Doctor of Philosophy
Textiles and Clothing
The purpose of this study is first, to describe the fashion adopted by young women within two different cultures---the United States and Korea---in the 1970s; second, to analyze qualitatively the differences and similarities of the fashion in the two cultures, and third, interpret the reasons for the similarities and differences in historical, cultural, and socio-psychological contexts.;This study adopted a qualitative approach. The procedures were as followings: First, examining magazines and compiling a stimulus set to use during interviews, second preliminary interviews, third sample selection, fourth, data collection, and finally data analysis. For data collection, in-depth interviews with open-ended questions were conducted. A convenience sample of 15 American women and 15 Korean women who were college students in the 1970s, were selected.;Similarities in clothing styles or behaviors between the two cultures found in this study were due to a common "spirit of the times" and the characteristics of the respondents as female adolescence group. At the same time, differences persisted due to the diversity of values as well as the different stages of the fashion industry in the two cultures.;All aspects of culture were closely related to each other and fashion reflects those values. In the United States individualism and masculinity were dominant cultural values revealed in women's adoption of characteristic styles and behaviors.
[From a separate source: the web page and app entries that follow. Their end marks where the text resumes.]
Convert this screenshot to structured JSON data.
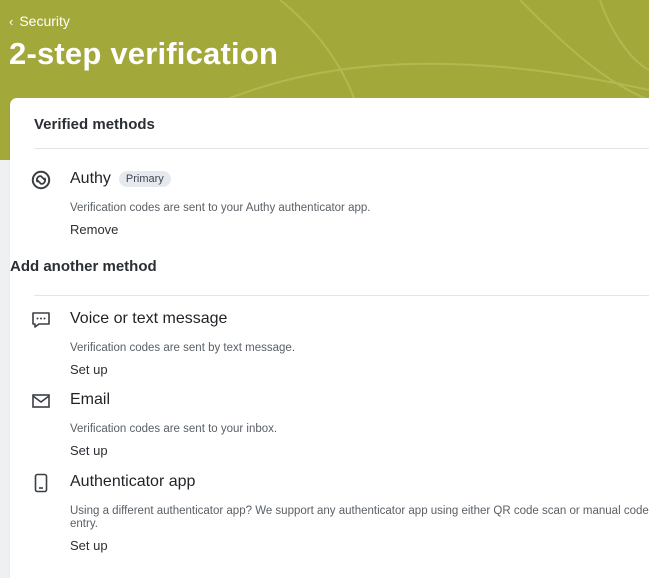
{
  "header": {
    "breadcrumb_chevron": "‹",
    "breadcrumb": "Security",
    "title": "2-step verification",
    "background_color": "#a3a83a"
  },
  "verified": {
    "heading": "Verified methods",
    "methods": [
      {
        "icon": "authy-icon",
        "name": "Authy",
        "badge": "Primary",
        "description": "Verification codes are sent to your Authy authenticator app.",
        "action": "Remove"
      }
    ]
  },
  "add": {
    "heading": "Add another method",
    "methods": [
      {
        "icon": "message-icon",
        "name": "Voice or text message",
        "description": "Verification codes are sent by text message.",
        "action": "Set up"
      },
      {
        "icon": "email-icon",
        "name": "Email",
        "description": "Verification codes are sent to your inbox.",
        "action": "Set up"
      },
      {
        "icon": "phone-icon",
        "name": "Authenticator app",
        "description": "Using a different authenticator app? We support any authenticator app using either QR code scan or manual code entry.",
        "action": "Set up"
      }
    ]
  }
}
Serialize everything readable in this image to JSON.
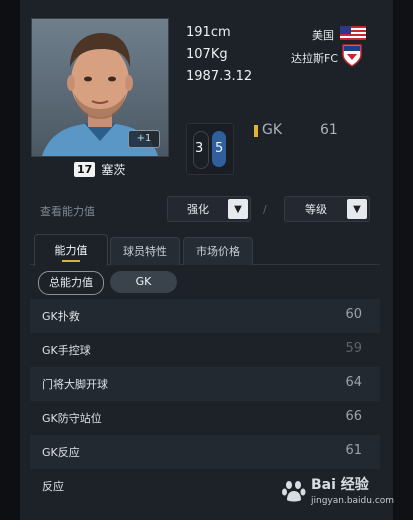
{
  "player": {
    "height": "191cm",
    "weight": "107Kg",
    "birthdate": "1987.3.12",
    "country": "美国",
    "club": "达拉斯FC",
    "number": "17",
    "name": "塞茨",
    "plus": "+1"
  },
  "feet": {
    "left": "3",
    "right": "5"
  },
  "position": {
    "label": "GK",
    "rating": "61"
  },
  "controls": {
    "view_label": "查看能力值",
    "enhance": "强化",
    "grade": "等级",
    "separator": "/"
  },
  "tabs": [
    {
      "label": "能力值"
    },
    {
      "label": "球员特性"
    },
    {
      "label": "市场价格"
    }
  ],
  "filters": {
    "total": "总能力值",
    "gk": "GK"
  },
  "attributes": [
    {
      "label": "GK扑救",
      "value": "60"
    },
    {
      "label": "GK手控球",
      "value": "59"
    },
    {
      "label": "门将大脚开球",
      "value": "64"
    },
    {
      "label": "GK防守站位",
      "value": "66"
    },
    {
      "label": "GK反应",
      "value": "61"
    },
    {
      "label": "反应",
      "value": ""
    }
  ],
  "watermark": {
    "main": "Bai 经验",
    "sub": "jingyan.baidu.com"
  },
  "colors": {
    "accent": "#d9b23b",
    "panel": "#1d2229",
    "foot_strong": "#2f5f9c"
  }
}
Koreans held onto collectivism and femininity, yet underwent the process of melding traditional and newly adopted values in their acculturation to the West.;The findings of this cross-cultural study will help the area of textiles and clothing to better understand the dynamics in fashion and value changes and provide deeper insights into cultural aspects of fashion.
Digital Repository @ Iowa State University, http://lib.dr.iastate.edu
Kim, Eundeok, "Comparison of the fashion adopted by young women in the United States and South Korea in the 1970s " (2002). Retrospective Theses and Dissertations. 388.